Research in the realm of accelerator physics focuses a lot on where you get the particles from. My group’s expertise is creating and manipulating electron beams. We’re typically interested in studying a process called photon emission by way of using light to impinge on a specially engineered material that will emit electrons when illuminated. My group are experts in generating high brightness electron beams via photoemission, using light to generate electrons.
I joined the Compact Muon Solenoid (CMS) experiment at the Large Hadron Collider (LHC) in 2005. The project then was already in the middle of construction and primarily I worked on the pixel detector and getting that ready for data taking, which started in 2010. But already I was thinking about what we want to do in the future. So I got involved with the H luminosity LHC upgrade, the next major upgrade of the facility at CERN that will allow us to take data at a rate that is in order of magnitude higher than what we have been doing so far. Starting about 2014, we really started seriously to make the plans for this work which had been listed as the highest priority project for the LHC upgrades.

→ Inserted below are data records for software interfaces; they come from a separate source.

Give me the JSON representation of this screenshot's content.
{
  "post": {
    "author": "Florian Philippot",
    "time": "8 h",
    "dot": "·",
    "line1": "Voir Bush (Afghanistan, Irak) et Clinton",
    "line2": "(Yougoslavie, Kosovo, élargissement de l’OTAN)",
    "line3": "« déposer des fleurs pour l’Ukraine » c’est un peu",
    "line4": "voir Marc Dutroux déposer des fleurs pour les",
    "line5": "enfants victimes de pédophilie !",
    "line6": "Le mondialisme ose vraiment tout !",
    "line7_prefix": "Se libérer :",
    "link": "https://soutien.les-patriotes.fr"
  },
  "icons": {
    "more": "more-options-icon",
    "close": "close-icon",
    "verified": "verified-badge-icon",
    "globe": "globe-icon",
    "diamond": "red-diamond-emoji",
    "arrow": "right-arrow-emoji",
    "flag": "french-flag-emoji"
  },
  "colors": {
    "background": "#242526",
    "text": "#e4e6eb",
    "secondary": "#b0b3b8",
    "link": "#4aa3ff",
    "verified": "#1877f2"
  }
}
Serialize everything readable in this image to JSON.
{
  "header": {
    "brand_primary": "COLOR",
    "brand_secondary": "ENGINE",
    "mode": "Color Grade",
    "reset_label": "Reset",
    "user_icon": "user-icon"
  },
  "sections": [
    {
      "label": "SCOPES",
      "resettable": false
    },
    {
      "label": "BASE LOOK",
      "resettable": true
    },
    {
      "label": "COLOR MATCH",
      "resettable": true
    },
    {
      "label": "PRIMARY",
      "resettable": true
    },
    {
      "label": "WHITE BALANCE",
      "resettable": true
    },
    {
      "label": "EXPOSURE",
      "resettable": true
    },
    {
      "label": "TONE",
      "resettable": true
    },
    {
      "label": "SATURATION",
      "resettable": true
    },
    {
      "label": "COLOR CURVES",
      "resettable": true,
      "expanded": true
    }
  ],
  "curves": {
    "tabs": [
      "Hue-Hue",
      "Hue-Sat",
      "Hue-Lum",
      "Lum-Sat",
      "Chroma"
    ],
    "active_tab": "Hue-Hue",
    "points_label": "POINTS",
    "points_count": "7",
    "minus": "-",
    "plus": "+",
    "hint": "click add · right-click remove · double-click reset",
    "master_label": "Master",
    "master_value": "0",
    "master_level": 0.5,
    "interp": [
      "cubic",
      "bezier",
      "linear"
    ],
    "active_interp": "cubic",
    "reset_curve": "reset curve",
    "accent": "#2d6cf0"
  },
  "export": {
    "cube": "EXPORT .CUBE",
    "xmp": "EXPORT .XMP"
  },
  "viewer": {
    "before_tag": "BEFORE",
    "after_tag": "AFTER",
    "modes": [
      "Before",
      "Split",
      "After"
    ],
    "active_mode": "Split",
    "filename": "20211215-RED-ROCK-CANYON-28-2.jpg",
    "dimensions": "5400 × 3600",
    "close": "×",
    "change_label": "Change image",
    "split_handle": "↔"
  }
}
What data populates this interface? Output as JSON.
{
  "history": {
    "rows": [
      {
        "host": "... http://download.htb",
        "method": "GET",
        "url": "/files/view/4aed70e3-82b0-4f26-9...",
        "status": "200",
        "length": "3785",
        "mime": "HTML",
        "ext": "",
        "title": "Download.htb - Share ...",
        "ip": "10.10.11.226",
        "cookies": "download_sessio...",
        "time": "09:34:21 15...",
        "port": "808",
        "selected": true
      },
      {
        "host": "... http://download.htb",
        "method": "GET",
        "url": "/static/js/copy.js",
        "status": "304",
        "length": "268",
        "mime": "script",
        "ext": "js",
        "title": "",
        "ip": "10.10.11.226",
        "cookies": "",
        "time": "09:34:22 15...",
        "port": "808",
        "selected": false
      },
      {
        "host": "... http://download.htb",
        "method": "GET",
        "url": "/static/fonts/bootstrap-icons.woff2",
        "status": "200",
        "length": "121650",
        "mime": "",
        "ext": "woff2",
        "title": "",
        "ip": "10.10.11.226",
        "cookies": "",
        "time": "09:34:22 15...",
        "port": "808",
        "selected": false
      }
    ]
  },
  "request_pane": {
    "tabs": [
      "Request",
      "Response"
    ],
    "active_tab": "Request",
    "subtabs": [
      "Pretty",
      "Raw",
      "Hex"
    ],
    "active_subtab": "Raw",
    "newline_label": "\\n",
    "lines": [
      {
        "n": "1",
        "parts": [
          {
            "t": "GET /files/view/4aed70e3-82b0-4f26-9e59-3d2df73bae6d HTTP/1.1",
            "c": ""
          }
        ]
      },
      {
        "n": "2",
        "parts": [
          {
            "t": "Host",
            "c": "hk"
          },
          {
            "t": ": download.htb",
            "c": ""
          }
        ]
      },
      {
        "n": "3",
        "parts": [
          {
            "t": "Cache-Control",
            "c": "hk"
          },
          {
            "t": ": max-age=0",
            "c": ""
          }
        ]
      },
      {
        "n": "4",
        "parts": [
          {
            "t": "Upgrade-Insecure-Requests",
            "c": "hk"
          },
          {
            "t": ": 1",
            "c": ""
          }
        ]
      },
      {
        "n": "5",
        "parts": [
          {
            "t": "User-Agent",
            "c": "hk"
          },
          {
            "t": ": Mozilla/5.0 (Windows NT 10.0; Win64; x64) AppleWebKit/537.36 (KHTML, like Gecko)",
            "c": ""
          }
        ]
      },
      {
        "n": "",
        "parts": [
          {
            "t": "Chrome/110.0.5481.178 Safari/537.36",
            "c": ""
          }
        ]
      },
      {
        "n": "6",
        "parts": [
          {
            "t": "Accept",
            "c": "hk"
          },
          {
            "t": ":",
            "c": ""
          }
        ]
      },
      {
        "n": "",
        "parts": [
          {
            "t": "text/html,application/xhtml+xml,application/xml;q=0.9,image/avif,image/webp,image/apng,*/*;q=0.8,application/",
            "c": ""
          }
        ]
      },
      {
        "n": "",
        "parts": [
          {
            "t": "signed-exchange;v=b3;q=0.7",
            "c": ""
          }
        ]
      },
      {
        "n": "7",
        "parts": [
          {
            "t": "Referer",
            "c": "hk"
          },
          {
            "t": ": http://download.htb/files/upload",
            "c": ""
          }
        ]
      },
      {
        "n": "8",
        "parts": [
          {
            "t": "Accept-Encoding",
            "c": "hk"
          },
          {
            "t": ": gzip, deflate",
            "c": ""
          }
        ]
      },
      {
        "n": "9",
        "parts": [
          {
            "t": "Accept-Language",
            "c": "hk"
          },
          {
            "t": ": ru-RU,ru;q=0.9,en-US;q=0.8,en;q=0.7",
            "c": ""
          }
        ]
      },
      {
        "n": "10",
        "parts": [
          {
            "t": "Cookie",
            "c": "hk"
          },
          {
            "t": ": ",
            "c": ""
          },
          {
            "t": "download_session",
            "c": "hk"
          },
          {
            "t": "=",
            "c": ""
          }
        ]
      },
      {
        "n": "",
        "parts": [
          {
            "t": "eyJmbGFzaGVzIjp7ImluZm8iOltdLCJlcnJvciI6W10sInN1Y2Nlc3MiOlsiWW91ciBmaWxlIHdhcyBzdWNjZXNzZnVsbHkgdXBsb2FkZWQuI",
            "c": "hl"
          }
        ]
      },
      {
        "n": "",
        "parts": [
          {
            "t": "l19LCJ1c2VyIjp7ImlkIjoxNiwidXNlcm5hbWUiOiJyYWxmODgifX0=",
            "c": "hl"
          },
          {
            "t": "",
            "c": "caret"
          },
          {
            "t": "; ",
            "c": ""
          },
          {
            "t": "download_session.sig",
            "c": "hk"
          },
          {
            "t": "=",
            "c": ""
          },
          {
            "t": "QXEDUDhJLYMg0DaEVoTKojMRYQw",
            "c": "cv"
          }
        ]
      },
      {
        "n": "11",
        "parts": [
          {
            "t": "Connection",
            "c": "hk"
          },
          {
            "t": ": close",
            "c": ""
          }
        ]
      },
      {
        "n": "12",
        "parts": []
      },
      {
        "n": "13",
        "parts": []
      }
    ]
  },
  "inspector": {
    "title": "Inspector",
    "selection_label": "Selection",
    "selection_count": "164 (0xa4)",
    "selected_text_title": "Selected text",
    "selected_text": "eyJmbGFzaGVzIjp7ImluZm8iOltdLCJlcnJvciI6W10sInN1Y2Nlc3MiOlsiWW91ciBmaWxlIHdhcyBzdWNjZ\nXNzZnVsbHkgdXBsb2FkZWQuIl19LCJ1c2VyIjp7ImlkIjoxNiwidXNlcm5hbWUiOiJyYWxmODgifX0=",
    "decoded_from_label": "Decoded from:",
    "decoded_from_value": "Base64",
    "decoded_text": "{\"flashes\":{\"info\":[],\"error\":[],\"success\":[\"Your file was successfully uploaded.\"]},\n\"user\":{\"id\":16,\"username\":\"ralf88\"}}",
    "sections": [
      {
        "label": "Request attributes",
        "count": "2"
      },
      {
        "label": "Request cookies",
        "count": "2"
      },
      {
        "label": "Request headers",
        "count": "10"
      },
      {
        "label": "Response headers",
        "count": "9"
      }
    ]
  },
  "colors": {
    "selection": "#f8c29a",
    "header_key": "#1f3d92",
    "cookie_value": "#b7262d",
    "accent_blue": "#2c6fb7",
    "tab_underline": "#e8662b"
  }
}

As a graduate student in Germany at a national research lab, students weren’t allowed to do many thing for themselves. My advisor sent me to Cornell for six months to learn how to do things. In Newman Lab, the students do everything – how to use the clean room, how to solder, etc. So after I finished my PhD I came back to Newman Lab and Cornell.
A field experiment investigating how GPT-3 might be used to generate constituent email messages showed that legislators were only slightly less likely to respond to AI-generated messages than human-generated.